[DATA RECORDS]

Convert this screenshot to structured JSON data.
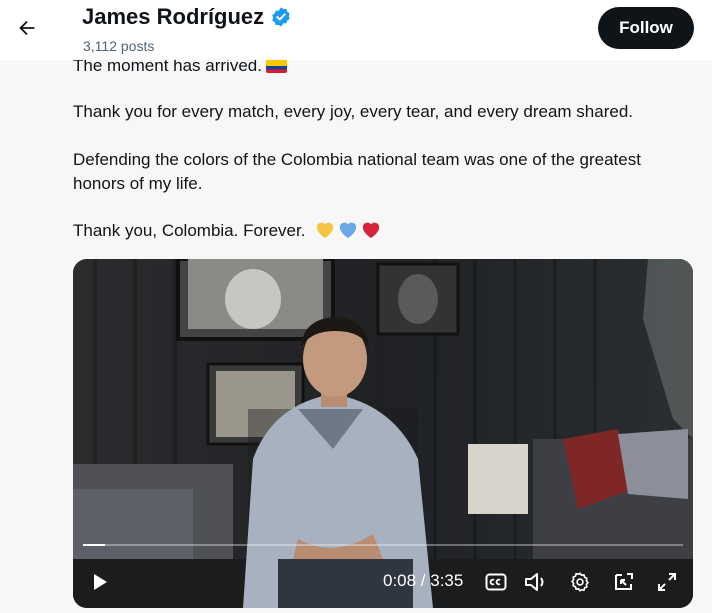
{
  "header": {
    "name": "James Rodríguez",
    "posts": "3,112 posts",
    "follow_label": "Follow"
  },
  "tweet": {
    "line1": "The moment has arrived.",
    "line2": "Thank you for every match, every joy, every tear, and every dream shared.",
    "line3": "Defending the colors of the Colombia national team was one of the greatest honors of my life.",
    "line4": "Thank you, Colombia. Forever."
  },
  "video": {
    "current_time": "0:08",
    "duration": "3:35",
    "time_display": "0:08 / 3:35",
    "progress": 0.037
  },
  "icons": {
    "back": "arrow-left-icon",
    "verified": "verified-badge-icon",
    "play": "play-icon",
    "captions": "closed-captions-icon",
    "volume": "volume-icon",
    "settings": "gear-icon",
    "popout": "pip-icon",
    "fullscreen": "fullscreen-icon"
  },
  "colors": {
    "verified": "#1d9bf0",
    "follow_bg": "#0f1419",
    "text_secondary": "#536471",
    "heart_yellow": "#f5c542",
    "heart_blue": "#6aa8e8",
    "heart_red": "#d3243c"
  }
}
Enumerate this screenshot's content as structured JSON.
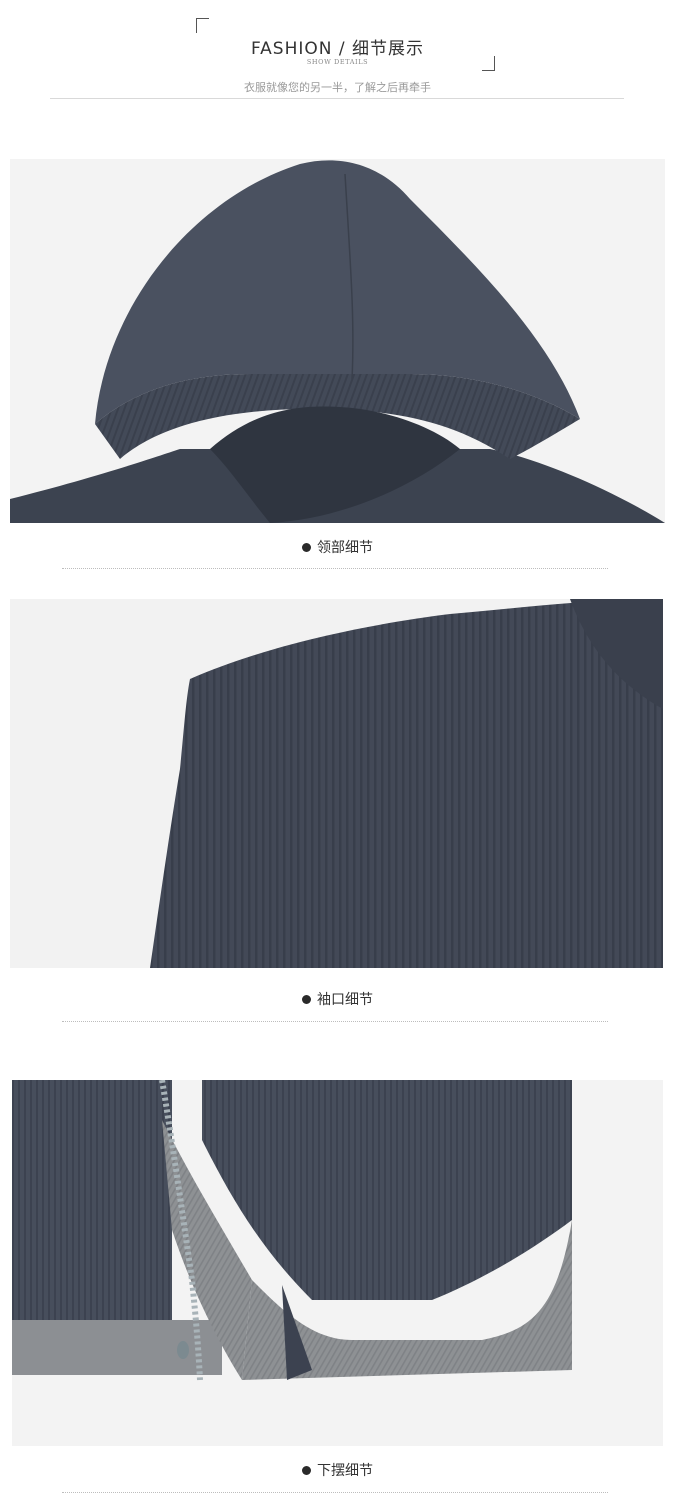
{
  "header": {
    "title": "FASHION / 细节展示",
    "subtitle_en": "SHOW DETAILS",
    "tagline": "衣服就像您的另一半，了解之后再牵手"
  },
  "sections": [
    {
      "caption": "领部细节",
      "image_desc_icon": "hood-photo"
    },
    {
      "caption": "袖口细节",
      "image_desc_icon": "cuff-photo"
    },
    {
      "caption": "下摆细节",
      "image_desc_icon": "hem-photo"
    }
  ],
  "colors": {
    "knit_dark": "#3f4654",
    "knit_grey": "#8f9295",
    "background": "#f4f4f4"
  }
}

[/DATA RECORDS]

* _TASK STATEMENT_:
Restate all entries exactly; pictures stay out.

* _OUTPUT OF THE TASK_:
Convert this screenshot to structured JSON data.
{
  "header": {
    "name": "James Rodríguez",
    "posts": "3,112 posts",
    "follow_label": "Follow"
  },
  "tweet": {
    "line1": "The moment has arrived.",
    "line2": "Thank you for every match, every joy, every tear, and every dream shared.",
    "line3": "Defending the colors of the Colombia national team was one of the greatest honors of my life.",
    "line4": "Thank you, Colombia. Forever."
  },
  "video": {
    "current_time": "0:08",
    "duration": "3:35",
    "time_display": "0:08 / 3:35",
    "progress": 0.037
  },
  "icons": {
    "back": "arrow-left-icon",
    "verified": "verified-badge-icon",
    "play": "play-icon",
    "captions": "closed-captions-icon",
    "volume": "volume-icon",
    "settings": "gear-icon",
    "popout": "pip-icon",
    "fullscreen": "fullscreen-icon"
  },
  "colors": {
    "verified": "#1d9bf0",
    "follow_bg": "#0f1419",
    "text_secondary": "#536471",
    "heart_yellow": "#f5c542",
    "heart_blue": "#6aa8e8",
    "heart_red": "#d3243c"
  }
}
Enumerate this screenshot's content as structured JSON.
{
  "header": {
    "title": "FASHION / 细节展示",
    "subtitle_en": "SHOW DETAILS",
    "tagline": "衣服就像您的另一半，了解之后再牵手"
  },
  "sections": [
    {
      "caption": "领部细节",
      "image_desc_icon": "hood-photo"
    },
    {
      "caption": "袖口细节",
      "image_desc_icon": "cuff-photo"
    },
    {
      "caption": "下摆细节",
      "image_desc_icon": "hem-photo"
    }
  ],
  "colors": {
    "knit_dark": "#3f4654",
    "knit_grey": "#8f9295",
    "background": "#f4f4f4"
  }
}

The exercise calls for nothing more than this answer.